QCOSTARICA – Here’s a shocker, well maybe not so much given its history of corruption and inefficiency, the Consejo de Seguridad Vial (Cosevi) – Road Safety Council – says it has no records of vehicles that need the vehicle inspection or re-inspection.
This was the word from the executive director of the government agency, Cindy Coto, in an interview with El Observador.
“We do not have a database that tells us which plates have a technical inspection during the year. Another was an issue of data updating, of those who paid RTV must register in the public registry and the information was not available,” she said.
This implies, a vehicle was in a period close to the departure of the Riteve company (on July 15) and only needs reinspection, it cannot be verified.
“By not having that database we cannot tell the user, for certainty they only need re-inspection, thus we have to do the inspection again.
“The purpose of the inspection is road safety, how the country’s fleet is doing, and there is no record of serious vehicle defects and road hazards,” Coto acknowledged.
According to the Cosevi director, the Ministerio de Obras Públicas y Transportes (MOPT) – Ministry of Public Works and Transportation – the institution that signed a contract with the previous permit holder, will be taking legal action with the objective of not affecting the user.
New inspection service
Officially the company that will take over the technical inspection is the German company Dekra. At the end of August, MOPT Minister, Luis Amador, announced the selection of the DEKRA company and that the vehicular inspection would resume by mid-October.
Given the appeals to the awarding of the contract, that timetable was pushed back.
Since there are no further appeals left, Dekra is expected to be starting the inspection service, using the previous operator’s stations and equipment that passed to the State in July, and should be starting “soon”.
“We are working on communication protocols, where all the information of the service offered by Dekra is replicated on the Cosevi servers,” the director clarified, to ensure that the Cosevi is not left empty-handed, database-wise.
According to Coto, they are finishing the transition stage, then a protocol of actions will be signed that derives “the rules of the game”, on the duties and rights of the parties.
Work is also being done on a start-up schedule that must be presented to Cosevi’s Board of Directors for approval.
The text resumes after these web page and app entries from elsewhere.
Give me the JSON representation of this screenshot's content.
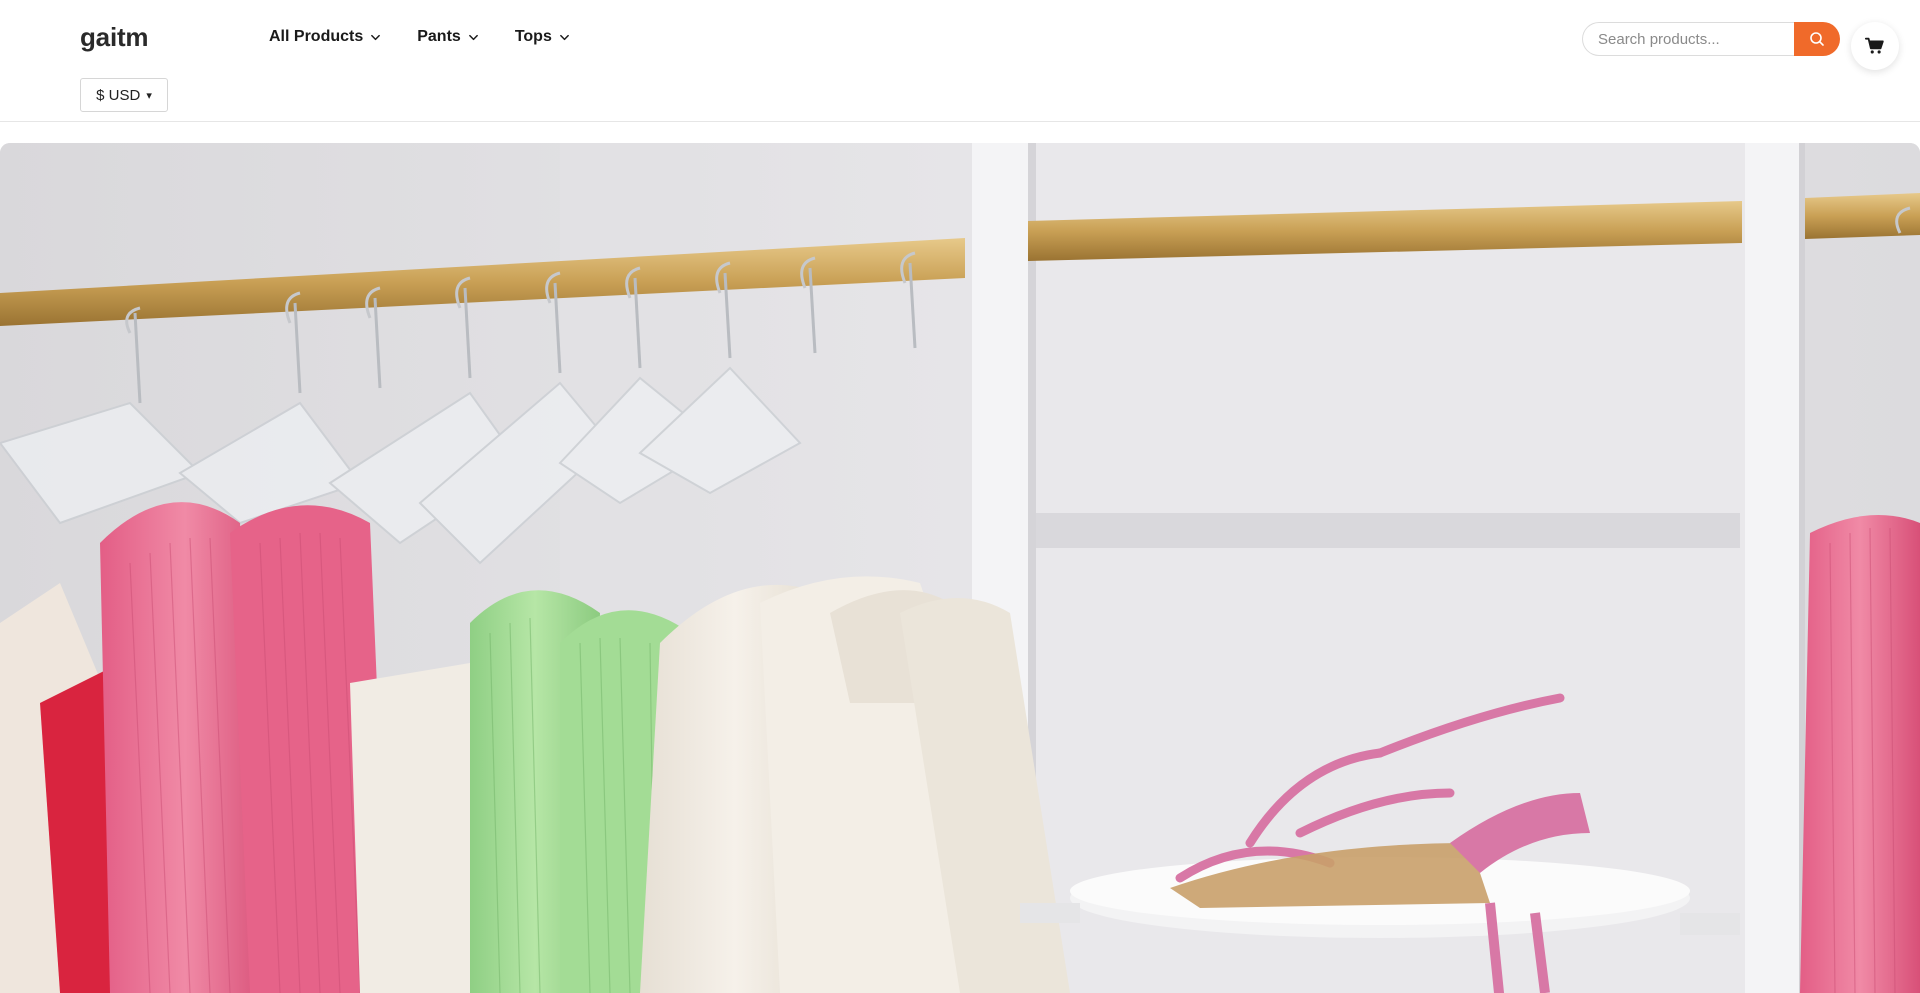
{
  "brand": {
    "name": "gaitm"
  },
  "nav": {
    "items": [
      {
        "label": "All Products",
        "icon": "chevron-down-icon"
      },
      {
        "label": "Pants",
        "icon": "chevron-down-icon"
      },
      {
        "label": "Tops",
        "icon": "chevron-down-icon"
      }
    ]
  },
  "currency": {
    "selected": "$ USD",
    "caret": "▾"
  },
  "search": {
    "placeholder": "Search products...",
    "value": "",
    "button_icon": "search-icon"
  },
  "cart": {
    "icon": "cart-icon"
  },
  "hero": {
    "image": "clothing-rack-photo"
  },
  "colors": {
    "accent": "#f06a2a",
    "border": "#dcdcdc",
    "text": "#1a1a1a"
  }
}
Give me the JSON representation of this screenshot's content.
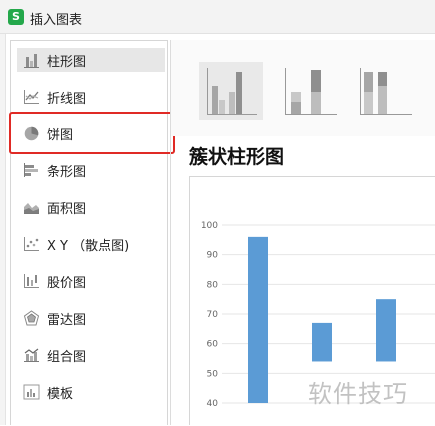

“This is in the final stage, we do not have the exact date, because the schedule was not approved, I would expect the Dekra vehicle inspection to begin in the coming weeks,” she said.
Coto added that the different stations will be opened gradually, that is not all at once, as the permits advance, and an extended schedule will be offered to cover the demand.
For now, owners of vehicles with license plates ending in 1, 2, 3 and 4 and that did not have their vehicles inspected, that is not have the Riteve sticker and certificate, face fines for driving without the respective vehicular inspection.
For vehicles ending in plates 5, 6, 7, 8, 9 and 0, there is a programmed extension to have the vehicle inspected once Dekra begins operations. The extension is as follows:
- Plates ending in 5 and 6: one month
- Plates ending in 7 and 8: two months
- Plates ending in 9 and 0: three months